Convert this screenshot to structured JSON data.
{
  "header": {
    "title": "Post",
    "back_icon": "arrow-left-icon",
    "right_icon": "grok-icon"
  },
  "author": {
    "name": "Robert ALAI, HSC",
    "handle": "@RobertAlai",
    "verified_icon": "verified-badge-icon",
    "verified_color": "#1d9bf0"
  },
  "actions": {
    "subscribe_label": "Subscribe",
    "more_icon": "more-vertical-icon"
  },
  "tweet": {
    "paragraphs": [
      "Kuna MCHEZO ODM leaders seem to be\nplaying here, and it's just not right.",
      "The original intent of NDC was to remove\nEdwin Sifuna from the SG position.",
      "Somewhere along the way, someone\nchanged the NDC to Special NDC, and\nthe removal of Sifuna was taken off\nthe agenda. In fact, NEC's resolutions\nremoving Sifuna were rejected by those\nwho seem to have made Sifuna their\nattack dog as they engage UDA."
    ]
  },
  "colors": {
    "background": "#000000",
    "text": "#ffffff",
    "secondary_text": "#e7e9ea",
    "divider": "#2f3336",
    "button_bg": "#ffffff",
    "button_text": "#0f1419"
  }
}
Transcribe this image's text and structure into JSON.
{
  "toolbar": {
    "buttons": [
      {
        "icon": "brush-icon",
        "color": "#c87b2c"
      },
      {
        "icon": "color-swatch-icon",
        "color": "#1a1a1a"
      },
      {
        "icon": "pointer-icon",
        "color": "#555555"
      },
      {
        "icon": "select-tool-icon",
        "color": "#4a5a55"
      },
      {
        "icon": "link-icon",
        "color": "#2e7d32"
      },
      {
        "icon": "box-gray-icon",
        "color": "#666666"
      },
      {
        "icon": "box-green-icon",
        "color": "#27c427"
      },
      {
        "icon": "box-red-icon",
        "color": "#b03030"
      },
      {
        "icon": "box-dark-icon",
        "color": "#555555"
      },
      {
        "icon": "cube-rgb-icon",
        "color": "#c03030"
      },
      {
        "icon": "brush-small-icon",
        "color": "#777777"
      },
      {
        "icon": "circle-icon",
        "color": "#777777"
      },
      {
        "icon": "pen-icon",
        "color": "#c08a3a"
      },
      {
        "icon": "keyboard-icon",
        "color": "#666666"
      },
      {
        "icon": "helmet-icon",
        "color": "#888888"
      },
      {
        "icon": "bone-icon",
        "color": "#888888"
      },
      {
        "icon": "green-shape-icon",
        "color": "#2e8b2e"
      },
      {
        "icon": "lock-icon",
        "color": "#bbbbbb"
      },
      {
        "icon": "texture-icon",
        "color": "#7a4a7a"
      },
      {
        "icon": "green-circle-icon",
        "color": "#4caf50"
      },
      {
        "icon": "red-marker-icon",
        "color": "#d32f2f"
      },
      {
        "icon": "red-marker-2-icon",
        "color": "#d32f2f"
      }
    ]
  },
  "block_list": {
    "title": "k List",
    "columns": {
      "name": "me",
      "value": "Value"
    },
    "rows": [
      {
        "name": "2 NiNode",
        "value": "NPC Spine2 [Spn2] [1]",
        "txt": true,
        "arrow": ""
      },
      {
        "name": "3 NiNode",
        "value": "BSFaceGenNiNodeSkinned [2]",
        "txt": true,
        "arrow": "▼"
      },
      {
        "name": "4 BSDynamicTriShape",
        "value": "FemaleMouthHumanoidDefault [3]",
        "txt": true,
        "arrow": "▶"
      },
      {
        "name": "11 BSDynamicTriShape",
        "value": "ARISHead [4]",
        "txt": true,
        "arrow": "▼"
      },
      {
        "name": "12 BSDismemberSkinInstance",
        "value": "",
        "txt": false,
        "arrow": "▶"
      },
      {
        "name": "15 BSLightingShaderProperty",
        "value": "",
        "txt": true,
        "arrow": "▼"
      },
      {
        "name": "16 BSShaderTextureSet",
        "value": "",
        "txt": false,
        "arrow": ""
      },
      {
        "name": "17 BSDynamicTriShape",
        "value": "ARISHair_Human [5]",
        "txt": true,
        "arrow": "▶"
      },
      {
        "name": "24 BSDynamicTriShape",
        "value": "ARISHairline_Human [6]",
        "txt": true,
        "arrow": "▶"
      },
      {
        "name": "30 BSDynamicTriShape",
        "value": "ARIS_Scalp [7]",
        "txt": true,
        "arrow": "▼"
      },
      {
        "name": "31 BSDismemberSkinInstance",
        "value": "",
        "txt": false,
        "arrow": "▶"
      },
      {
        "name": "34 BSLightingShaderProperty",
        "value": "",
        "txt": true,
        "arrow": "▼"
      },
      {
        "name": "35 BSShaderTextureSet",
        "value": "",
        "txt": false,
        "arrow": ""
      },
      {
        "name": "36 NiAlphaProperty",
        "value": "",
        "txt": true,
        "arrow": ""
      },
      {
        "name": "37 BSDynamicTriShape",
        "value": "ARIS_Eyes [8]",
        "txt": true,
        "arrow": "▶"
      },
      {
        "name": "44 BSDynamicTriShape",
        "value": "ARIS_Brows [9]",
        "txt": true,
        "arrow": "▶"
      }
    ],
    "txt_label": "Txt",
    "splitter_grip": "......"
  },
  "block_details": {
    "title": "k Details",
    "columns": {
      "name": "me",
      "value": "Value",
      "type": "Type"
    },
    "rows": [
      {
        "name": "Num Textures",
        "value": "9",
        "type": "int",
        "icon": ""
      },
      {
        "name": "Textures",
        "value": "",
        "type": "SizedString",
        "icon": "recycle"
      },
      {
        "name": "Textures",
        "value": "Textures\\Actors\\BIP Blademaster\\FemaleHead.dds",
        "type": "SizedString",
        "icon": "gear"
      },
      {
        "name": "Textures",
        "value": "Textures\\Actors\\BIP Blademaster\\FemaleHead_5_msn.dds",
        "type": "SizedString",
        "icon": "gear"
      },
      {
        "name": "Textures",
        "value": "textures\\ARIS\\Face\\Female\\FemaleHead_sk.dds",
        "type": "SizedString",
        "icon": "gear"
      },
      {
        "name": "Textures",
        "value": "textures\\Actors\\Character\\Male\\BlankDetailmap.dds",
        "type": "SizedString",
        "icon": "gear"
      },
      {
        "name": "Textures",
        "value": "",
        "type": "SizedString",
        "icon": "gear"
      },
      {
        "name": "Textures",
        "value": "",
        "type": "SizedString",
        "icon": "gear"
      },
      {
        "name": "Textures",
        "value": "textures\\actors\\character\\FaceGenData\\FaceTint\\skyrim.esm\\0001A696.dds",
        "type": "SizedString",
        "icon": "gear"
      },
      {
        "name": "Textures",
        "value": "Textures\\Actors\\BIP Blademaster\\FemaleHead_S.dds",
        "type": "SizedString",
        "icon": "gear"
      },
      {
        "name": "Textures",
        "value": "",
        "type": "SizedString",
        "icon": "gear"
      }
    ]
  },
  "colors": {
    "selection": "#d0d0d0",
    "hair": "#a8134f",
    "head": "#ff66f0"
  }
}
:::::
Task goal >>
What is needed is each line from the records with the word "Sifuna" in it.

Solution >>
      "The original intent of NDC was to remove\nEdwin Sifuna from the SG position.",
      "Somewhere along the way, someone\nchanged the NDC to Special NDC, and\nthe removal of Sifuna was taken off\nthe agenda. In fact, NEC's resolutions\nremoving Sifuna were rejected by those\nwho seem to have made Sifuna their\nattack dog as they engage UDA."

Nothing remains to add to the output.